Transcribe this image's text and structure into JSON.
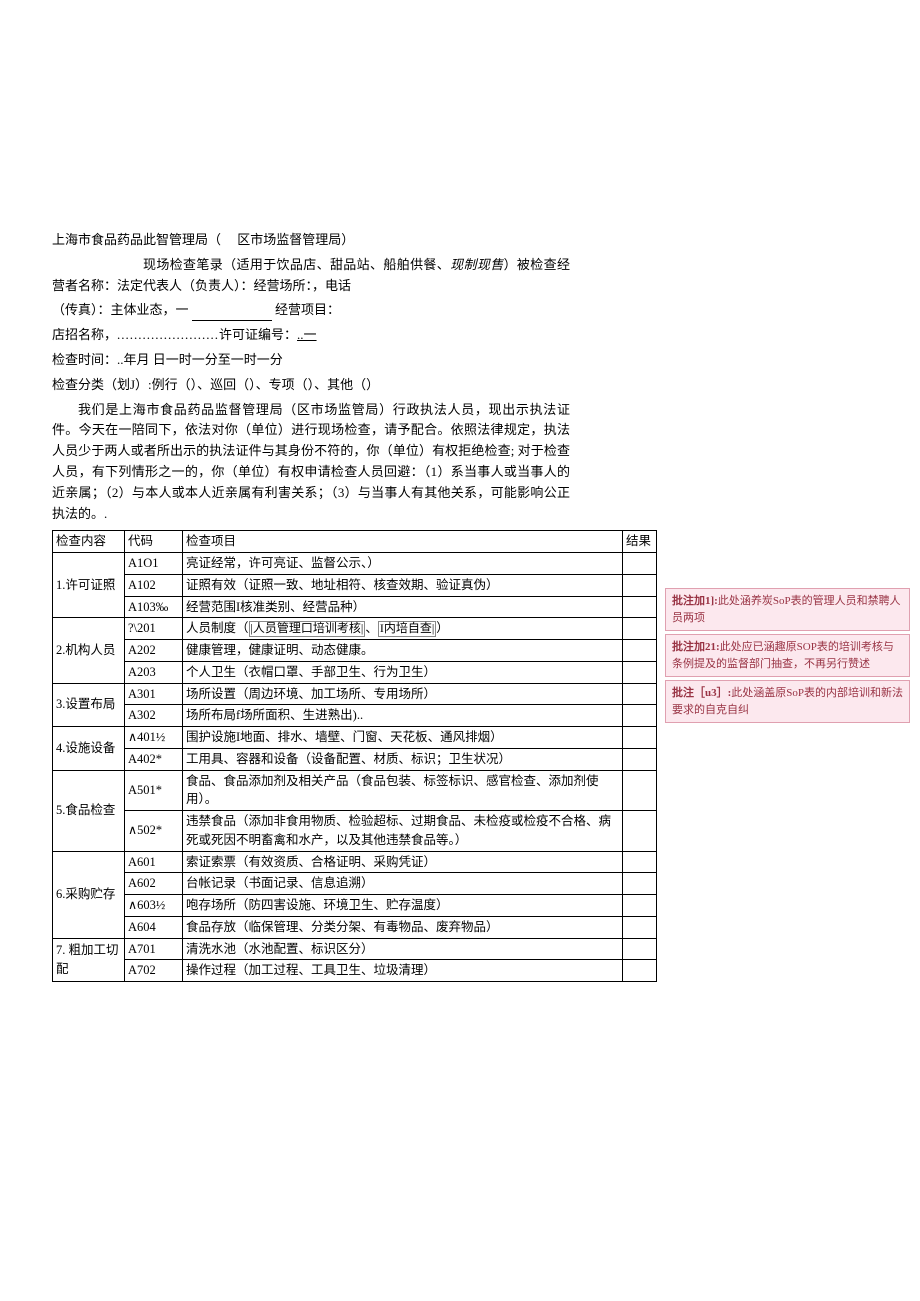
{
  "header": {
    "title_prefix": "上海市食品药品此智管理局（",
    "title_suffix": "区市场监督管理局）"
  },
  "intro": {
    "line1_a": "现场检查笔录（适用于饮品店、甜品站、船舶供餐、",
    "line1_b": "现制现售",
    "line1_c": "）被检查经营者名称：法定代表人（负责人）：经营场所：，电话",
    "line2_a": "（传真）：主体业态，一 ",
    "line2_b": "经营项目：",
    "line3_a": "店招名称，",
    "line3_dots": "........................",
    "line3_b": "许可证编号：",
    "line3_c": "..一",
    "line4": "检查时间：..年月           日一时一分至一时一分",
    "line5": "检查分类（划J）:例行（）、巡回（）、专项（）、其他（）"
  },
  "notice_para": "我们是上海市食品药品监督管理局（区市场监管局）行政执法人员，现出示执法证件。今天在一陪同下，依法对你（单位）进行现场检查，请予配合。依照法律规定，执法人员少于两人或者所出示的执法证件与其身份不符的，你（单位）有权拒绝检查; 对于检查人员，有下列情形之一的，你（单位）有权申请检查人员回避：（1）系当事人或当事人的近亲属；（2）与本人或本人近亲属有利害关系；（3）与当事人有其他关系，可能影响公正执法的。.",
  "table": {
    "headers": {
      "content": "检查内容",
      "code": "代码",
      "item": "检查项目",
      "result": "结果"
    },
    "sections": [
      {
        "content": "1.许可证照",
        "rows": [
          {
            "code": "A1O1",
            "item_plain": "亮证经常，许可亮证、监督公示、）"
          },
          {
            "code": "A102",
            "item_plain": "证照有效（证照一致、地址相符、核查效期、验证真伪）"
          },
          {
            "code": "A103‰",
            "item_plain": "经营范围I核准类别、经营品种）"
          }
        ]
      },
      {
        "content": "2.机构人员",
        "rows": [
          {
            "code": "?\\201",
            "item_markup": true,
            "item_pre": "人员制度（",
            "box1": "|人员管理口培训考核|",
            "item_mid": "、",
            "box2": "I内培自查|",
            "item_post": "）"
          },
          {
            "code": "A202",
            "item_plain": "健康管理，健康证明、动态健康。"
          },
          {
            "code": "A203",
            "item_plain": "个人卫生（衣帽口罩、手部卫生、行为卫生）"
          }
        ]
      },
      {
        "content": "3.设置布局",
        "rows": [
          {
            "code": "A301",
            "item_plain": "场所设置（周边环境、加工场所、专用场所）"
          },
          {
            "code": "A302",
            "item_plain": "场所布局f场所面积、生进熟出).."
          }
        ]
      },
      {
        "content": "4.设施设备",
        "rows": [
          {
            "code": "∧401½",
            "item_plain": "围护设施I地面、排水、墙壁、门窗、天花板、通风排烟）"
          },
          {
            "code": "A402*",
            "item_plain": "工用具、容器和设备（设备配置、材质、标识；卫生状况）"
          }
        ]
      },
      {
        "content": "5.食品检查",
        "rows": [
          {
            "code": "A501*",
            "item_plain": "食品、食品添加剂及相关产品（食品包装、标签标识、感官检查、添加剂使用）。"
          },
          {
            "code": "∧502*",
            "item_plain": "违禁食品（添加非食用物质、检验超标、过期食品、未检疫或检疫不合格、病死或死因不明畜禽和水产，以及其他违禁食品等。）"
          }
        ]
      },
      {
        "content": "6.采购贮存",
        "rows": [
          {
            "code": "A601",
            "item_plain": "索证索票（有效资质、合格证明、采购凭证）"
          },
          {
            "code": "A602",
            "item_plain": "台帐记录（书面记录、信息追溯）"
          },
          {
            "code": "∧603½",
            "item_plain": "咆存场所（防四害设施、环境卫生、贮存温度）"
          },
          {
            "code": "A604",
            "item_plain": "食品存放（临保管理、分类分架、有毒物品、废弃物品）"
          }
        ]
      },
      {
        "content": "7. 粗加工切配",
        "rows": [
          {
            "code": "A701",
            "item_plain": "清洗水池（水池配置、标识区分）"
          },
          {
            "code": "A702",
            "item_plain": "操作过程（加工过程、工具卫生、垃圾清理）"
          }
        ]
      }
    ]
  },
  "annotations": [
    {
      "label": "批注加1]:",
      "text": "此处涵养炭SoP表的管理人员和禁聘人员两项"
    },
    {
      "label": "批注加21:",
      "text": "此处应已涵趣原SOP表的培训考核与条例提及的监督部门抽查，不再另行赞述"
    },
    {
      "label": "批注［u3］:",
      "text": "此处涵盖原SoP表的内部培训和新法要求的自克自纠"
    }
  ]
}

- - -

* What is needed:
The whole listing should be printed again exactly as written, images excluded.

* Solution for this exercise:
Transcribe this image's text and structure into JSON.
{
  "header": {
    "title_prefix": "上海市食品药品此智管理局（",
    "title_suffix": "区市场监督管理局）"
  },
  "intro": {
    "line1_a": "现场检查笔录（适用于饮品店、甜品站、船舶供餐、",
    "line1_b": "现制现售",
    "line1_c": "）被检查经营者名称：法定代表人（负责人）：经营场所：，电话",
    "line2_a": "（传真）：主体业态，一 ",
    "line2_b": "经营项目：",
    "line3_a": "店招名称，",
    "line3_dots": "........................",
    "line3_b": "许可证编号：",
    "line3_c": "..一",
    "line4": "检查时间：..年月           日一时一分至一时一分",
    "line5": "检查分类（划J）:例行（）、巡回（）、专项（）、其他（）"
  },
  "notice_para": "我们是上海市食品药品监督管理局（区市场监管局）行政执法人员，现出示执法证件。今天在一陪同下，依法对你（单位）进行现场检查，请予配合。依照法律规定，执法人员少于两人或者所出示的执法证件与其身份不符的，你（单位）有权拒绝检查; 对于检查人员，有下列情形之一的，你（单位）有权申请检查人员回避：（1）系当事人或当事人的近亲属；（2）与本人或本人近亲属有利害关系；（3）与当事人有其他关系，可能影响公正执法的。.",
  "table": {
    "headers": {
      "content": "检查内容",
      "code": "代码",
      "item": "检查项目",
      "result": "结果"
    },
    "sections": [
      {
        "content": "1.许可证照",
        "rows": [
          {
            "code": "A1O1",
            "item_plain": "亮证经常，许可亮证、监督公示、）"
          },
          {
            "code": "A102",
            "item_plain": "证照有效（证照一致、地址相符、核查效期、验证真伪）"
          },
          {
            "code": "A103‰",
            "item_plain": "经营范围I核准类别、经营品种）"
          }
        ]
      },
      {
        "content": "2.机构人员",
        "rows": [
          {
            "code": "?\\201",
            "item_markup": true,
            "item_pre": "人员制度（",
            "box1": "|人员管理口培训考核|",
            "item_mid": "、",
            "box2": "I内培自查|",
            "item_post": "）"
          },
          {
            "code": "A202",
            "item_plain": "健康管理，健康证明、动态健康。"
          },
          {
            "code": "A203",
            "item_plain": "个人卫生（衣帽口罩、手部卫生、行为卫生）"
          }
        ]
      },
      {
        "content": "3.设置布局",
        "rows": [
          {
            "code": "A301",
            "item_plain": "场所设置（周边环境、加工场所、专用场所）"
          },
          {
            "code": "A302",
            "item_plain": "场所布局f场所面积、生进熟出).."
          }
        ]
      },
      {
        "content": "4.设施设备",
        "rows": [
          {
            "code": "∧401½",
            "item_plain": "围护设施I地面、排水、墙壁、门窗、天花板、通风排烟）"
          },
          {
            "code": "A402*",
            "item_plain": "工用具、容器和设备（设备配置、材质、标识；卫生状况）"
          }
        ]
      },
      {
        "content": "5.食品检查",
        "rows": [
          {
            "code": "A501*",
            "item_plain": "食品、食品添加剂及相关产品（食品包装、标签标识、感官检查、添加剂使用）。"
          },
          {
            "code": "∧502*",
            "item_plain": "违禁食品（添加非食用物质、检验超标、过期食品、未检疫或检疫不合格、病死或死因不明畜禽和水产，以及其他违禁食品等。）"
          }
        ]
      },
      {
        "content": "6.采购贮存",
        "rows": [
          {
            "code": "A601",
            "item_plain": "索证索票（有效资质、合格证明、采购凭证）"
          },
          {
            "code": "A602",
            "item_plain": "台帐记录（书面记录、信息追溯）"
          },
          {
            "code": "∧603½",
            "item_plain": "咆存场所（防四害设施、环境卫生、贮存温度）"
          },
          {
            "code": "A604",
            "item_plain": "食品存放（临保管理、分类分架、有毒物品、废弃物品）"
          }
        ]
      },
      {
        "content": "7. 粗加工切配",
        "rows": [
          {
            "code": "A701",
            "item_plain": "清洗水池（水池配置、标识区分）"
          },
          {
            "code": "A702",
            "item_plain": "操作过程（加工过程、工具卫生、垃圾清理）"
          }
        ]
      }
    ]
  },
  "annotations": [
    {
      "label": "批注加1]:",
      "text": "此处涵养炭SoP表的管理人员和禁聘人员两项"
    },
    {
      "label": "批注加21:",
      "text": "此处应已涵趣原SOP表的培训考核与条例提及的监督部门抽查，不再另行赞述"
    },
    {
      "label": "批注［u3］:",
      "text": "此处涵盖原SoP表的内部培训和新法要求的自克自纠"
    }
  ]
}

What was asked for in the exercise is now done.